New Study: Americas’ First Peoples May Have Used Inland Route to Migrate Southward

Mar 31, 2017

An Arctic pathway for indigenous peoples ancestors …


A new study suggests archeologists should take another look at an inland route humans may have taken on their journey from Asia to the Americas some 13,000 years ago. University of Alaska-Fairbanks archeology professor Ben Potter says the recently published study serves as a counter-argument to the dominant theory that humans migrated southward along the coast of what’s now called North America.

“I would characterize this paper as in some sense countering some of the more recent papers that’ve been a little bit more dogmatic, and more absolute, about arguments (that) it was the coastal corridor that was used, and not the interior corridor,” he said.

The first peoples to occupy the Americas came across from Asia through Beringia – the land mass between the two continents sometimes referred to as the "land bridge" – and then traveled southward through an inland and/or coastal route, Potter and his coauthors say.
Credit University of Texas-Austin

The study is the latest round in a decades-long debate over the route taken by the ancestors of the Western Hemisphere’s indigenous peoples through what we now call Alaska and Canada en route to points south. Potter says the study he coauthored cites evidence gathered from digs along what he and other archeologists theorize was a corridor that had opened up some 13,000 years ago, as the icesheet and glaciers that covered much of the northwestern corner of North America were receding.

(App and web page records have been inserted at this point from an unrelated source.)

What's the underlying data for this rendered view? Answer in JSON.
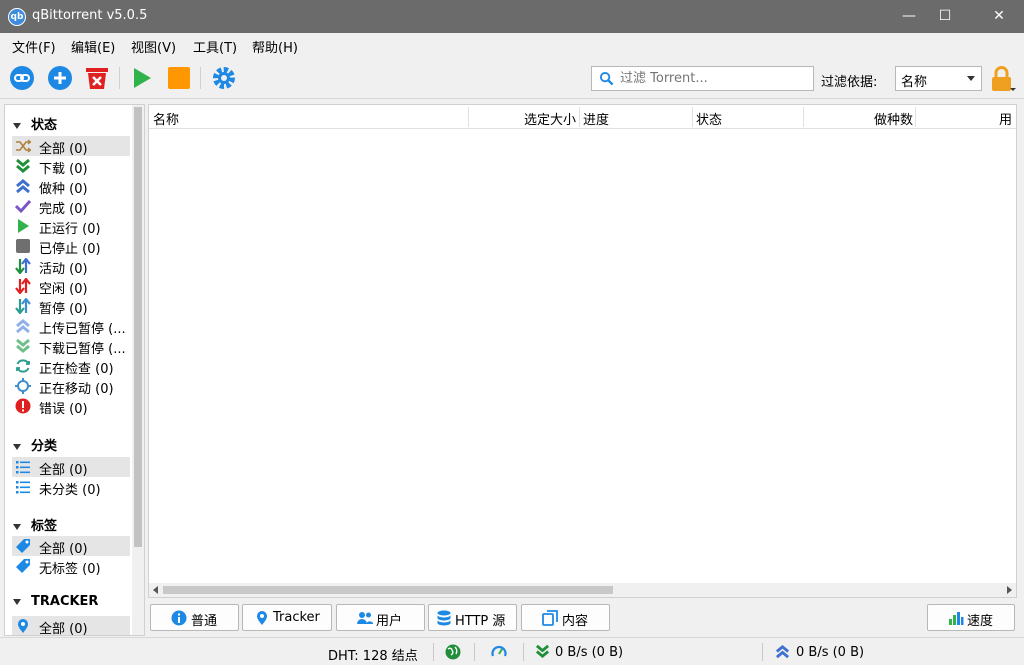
{
  "window": {
    "title": "qBittorrent v5.0.5",
    "app_icon_text": "qb",
    "minimize": "—",
    "maximize": "☐",
    "close": "✕"
  },
  "menu": [
    "文件(F)",
    "编辑(E)",
    "视图(V)",
    "工具(T)",
    "帮助(H)"
  ],
  "toolbar": {
    "search_placeholder": "过滤 Torrent...",
    "filter_label": "过滤依据:",
    "filter_value": "名称"
  },
  "sidebar": {
    "status_header": "状态",
    "status_items": [
      "全部 (0)",
      "下载 (0)",
      "做种 (0)",
      "完成 (0)",
      "正运行 (0)",
      "已停止 (0)",
      "活动 (0)",
      "空闲 (0)",
      "暂停 (0)",
      "上传已暂停 (...",
      "下载已暂停 (...",
      "正在检查 (0)",
      "正在移动 (0)",
      "错误 (0)"
    ],
    "category_header": "分类",
    "category_items": [
      "全部 (0)",
      "未分类 (0)"
    ],
    "tag_header": "标签",
    "tag_items": [
      "全部 (0)",
      "无标签 (0)"
    ],
    "tracker_header": "TRACKER",
    "tracker_items": [
      "全部 (0)"
    ]
  },
  "columns": [
    "名称",
    "选定大小",
    "进度",
    "状态",
    "做种数",
    "用"
  ],
  "tabs": [
    "普通",
    "Tracker",
    "用户",
    "HTTP 源",
    "内容"
  ],
  "speed_button": "速度",
  "status": {
    "dht": "DHT:  128 结点",
    "download": "0 B/s (0 B)",
    "upload": "0 B/s (0 B)"
  },
  "colors": {
    "titlebar": "#6b6b6b",
    "accent_blue": "#1e88e5",
    "play_green": "#2fb34a",
    "stop_orange": "#ff9800",
    "delete_red": "#e02020",
    "lock_orange": "#f0a020"
  }
}
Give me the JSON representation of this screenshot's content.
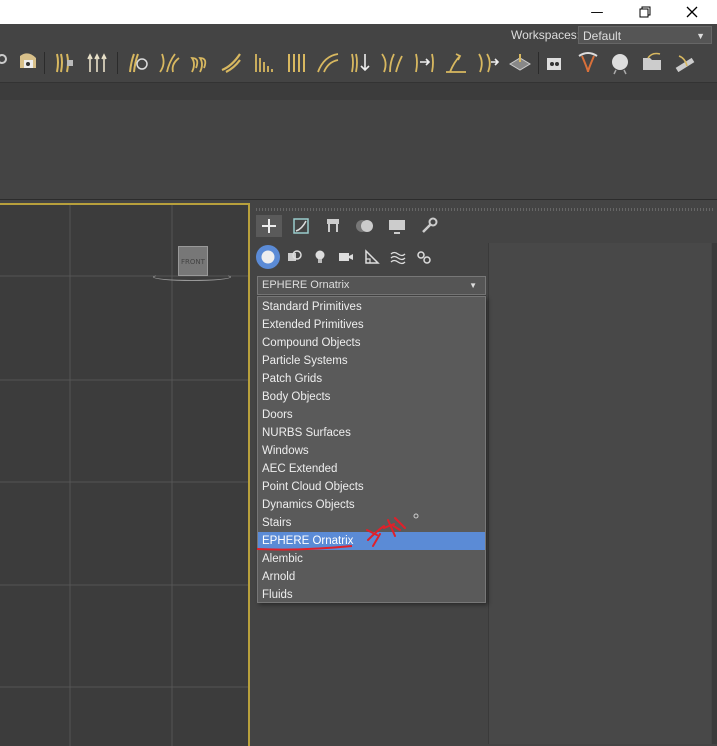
{
  "window": {
    "minimize_icon": "minimize-icon",
    "maximize_icon": "restore-icon",
    "close_icon": "close-icon"
  },
  "workspaces": {
    "label": "Workspaces:",
    "value": "Default"
  },
  "viewport": {
    "viewcube_label": "FRONT"
  },
  "command_panel": {
    "tabs": [
      {
        "name": "create-tab",
        "icon": "plus-icon"
      },
      {
        "name": "modify-tab",
        "icon": "modify-icon"
      },
      {
        "name": "hierarchy-tab",
        "icon": "hierarchy-icon"
      },
      {
        "name": "motion-tab",
        "icon": "motion-icon"
      },
      {
        "name": "display-tab",
        "icon": "display-icon"
      },
      {
        "name": "utilities-tab",
        "icon": "wrench-icon"
      }
    ],
    "subcategories": [
      {
        "name": "geometry",
        "icon": "sphere-icon"
      },
      {
        "name": "shapes",
        "icon": "shapes-icon"
      },
      {
        "name": "lights",
        "icon": "light-bulb-icon"
      },
      {
        "name": "cameras",
        "icon": "camera-icon"
      },
      {
        "name": "helpers",
        "icon": "helper-icon"
      },
      {
        "name": "space-warps",
        "icon": "wave-icon"
      },
      {
        "name": "systems",
        "icon": "gears-icon"
      }
    ],
    "category_select": {
      "value": "EPHERE Ornatrix",
      "options": [
        "Standard Primitives",
        "Extended Primitives",
        "Compound Objects",
        "Particle Systems",
        "Patch Grids",
        "Body Objects",
        "Doors",
        "NURBS Surfaces",
        "Windows",
        "AEC Extended",
        "Point Cloud Objects",
        "Dynamics Objects",
        "Stairs",
        "EPHERE Ornatrix",
        "Alembic",
        "Arnold",
        "Fluids"
      ],
      "selected_index": 13
    }
  },
  "colors": {
    "accent": "#5b8bd6",
    "annotation": "#e0202a",
    "viewport_border": "#b8a03c"
  }
}
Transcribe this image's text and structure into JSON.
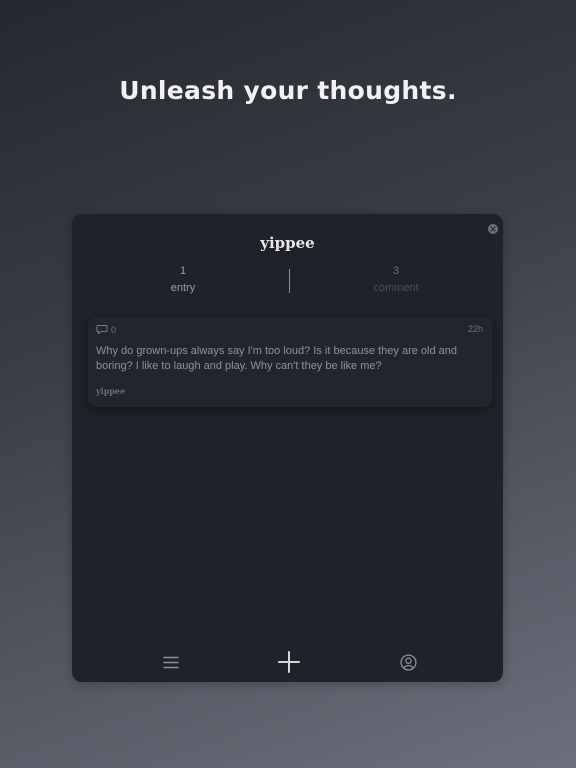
{
  "headline": "Unleash your thoughts.",
  "app": {
    "title": "yippee",
    "stats": {
      "entry_count": "1",
      "entry_label": "entry",
      "comment_count": "3",
      "comment_label": "comment"
    },
    "posts": [
      {
        "comment_count": "0",
        "time": "22h",
        "text": "Why do grown-ups always say I'm too loud? Is it because they are old and boring? I like to laugh and play. Why can't they be like me?",
        "author": "yippee"
      }
    ],
    "tabbar": {
      "icons": [
        "menu-icon",
        "plus-icon",
        "profile-icon"
      ]
    }
  },
  "colors": {
    "background_top": "#25282e",
    "background_bottom": "#6c707c",
    "app_background": "#1f2228",
    "card_background": "#22252b",
    "text_primary": "#e7e7ea",
    "text_secondary": "#8f9299"
  }
}
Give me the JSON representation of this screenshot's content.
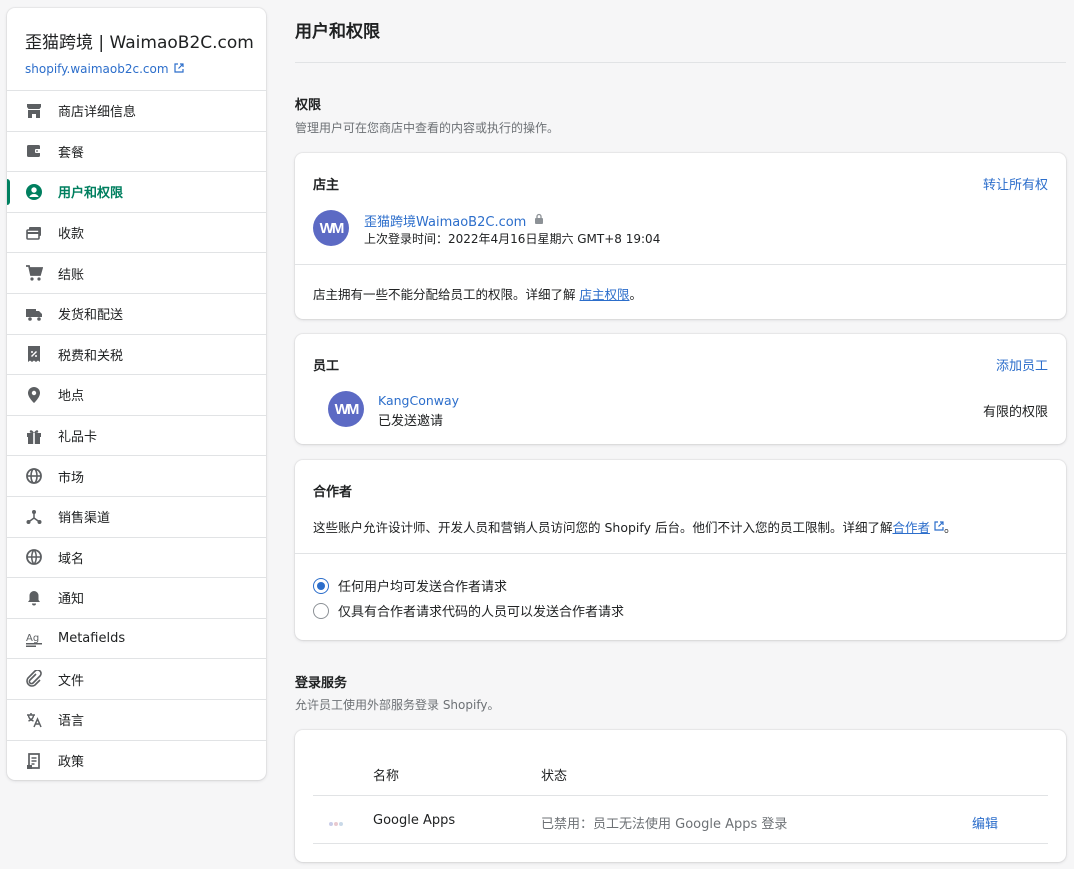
{
  "store": {
    "name": "歪猫跨境 | WaimaoB2C.com",
    "url": "shopify.waimaob2c.com"
  },
  "nav": [
    {
      "label": "商店详细信息",
      "icon": "store-icon"
    },
    {
      "label": "套餐",
      "icon": "wallet-icon"
    },
    {
      "label": "用户和权限",
      "icon": "user-icon",
      "active": true
    },
    {
      "label": "收款",
      "icon": "card-icon"
    },
    {
      "label": "结账",
      "icon": "cart-icon"
    },
    {
      "label": "发货和配送",
      "icon": "truck-icon"
    },
    {
      "label": "税费和关税",
      "icon": "tax-icon"
    },
    {
      "label": "地点",
      "icon": "location-icon"
    },
    {
      "label": "礼品卡",
      "icon": "gift-icon"
    },
    {
      "label": "市场",
      "icon": "globe-grid-icon"
    },
    {
      "label": "销售渠道",
      "icon": "channels-icon"
    },
    {
      "label": "域名",
      "icon": "globe-icon"
    },
    {
      "label": "通知",
      "icon": "bell-icon"
    },
    {
      "label": "Metafields",
      "icon": "metafields-icon"
    },
    {
      "label": "文件",
      "icon": "paperclip-icon"
    },
    {
      "label": "语言",
      "icon": "translate-icon"
    },
    {
      "label": "政策",
      "icon": "policy-icon"
    }
  ],
  "page": {
    "title": "用户和权限"
  },
  "permissions": {
    "title": "权限",
    "subtitle": "管理用户可在您商店中查看的内容或执行的操作。"
  },
  "owner_card": {
    "title": "店主",
    "action": "转让所有权",
    "avatar_text": "WM",
    "owner_name": "歪猫跨境WaimaoB2C.com",
    "last_login": "上次登录时间：2022年4月16日星期六 GMT+8 19:04",
    "note_prefix": "店主拥有一些不能分配给员工的权限。详细了解 ",
    "note_link": "店主权限",
    "note_suffix": "。"
  },
  "staff_card": {
    "title": "员工",
    "action": "添加员工",
    "avatar_text": "WM",
    "name": "KangConway",
    "status": "已发送邀请",
    "permission": "有限的权限"
  },
  "collab_card": {
    "title": "合作者",
    "desc_prefix": "这些账户允许设计师、开发人员和营销人员访问您的 Shopify 后台。他们不计入您的员工限制。详细了解 ",
    "desc_link": "合作者",
    "desc_suffix": " 。",
    "options": [
      {
        "label": "任何用户均可发送合作者请求",
        "selected": true
      },
      {
        "label": "仅具有合作者请求代码的人员可以发送合作者请求",
        "selected": false
      }
    ]
  },
  "login_services": {
    "title": "登录服务",
    "subtitle": "允许员工使用外部服务登录 Shopify。",
    "columns": [
      "名称",
      "状态"
    ],
    "rows": [
      {
        "name": "Google Apps",
        "status": "已禁用：员工无法使用 Google Apps 登录",
        "action": "编辑"
      }
    ]
  }
}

“The argument that it was impossible along the interior corridor we’ve, I think, now refuted with our paper,” he said. He added he and his coauthors aren’t claiming to have decisively proven that the hemisphere’s first peoples used what they call the interior ice-free corridor to go south. Only that there’s evidence to prove they could have used the interior route – perhaps in addition to the coastal route.

Ben Potter, left, and Josh Reuther, curator of archaeology at the University of Alaska Museum of the North and a coauthor of the study, at work during a 2016 dig at a site in the Interior.
Credit UAF file photo

“The data are still ambiguous. There’s no smoking gun for either of those (theories), in our opinion, yet.”

Potter says it’s an important debate, because it could inform theories about the last ice age – and the origins of the so-called Clovis culture, thought to be the ancestors of the continents’ indigenous peoples. More broadly, he says it provides a glimpse into humanity’s entry into what we now call the New World, some 60,000 years after we left Africa.

“So,” he said, “a lot of elements in understanding human capacity -- human ingenuity, resilience. All of those things we want to understand about makes us who we are, and how did we adapt to very different environments than what we were biologically evolved to deal with in Africa.”

The study by Potter et al. was published this month in Quaternary International, the journal of academic disciplines devoted to the study of the Quaternary period, which dates back some 2.5 million years.

Next week: Climate change opened door to migration into the Americas.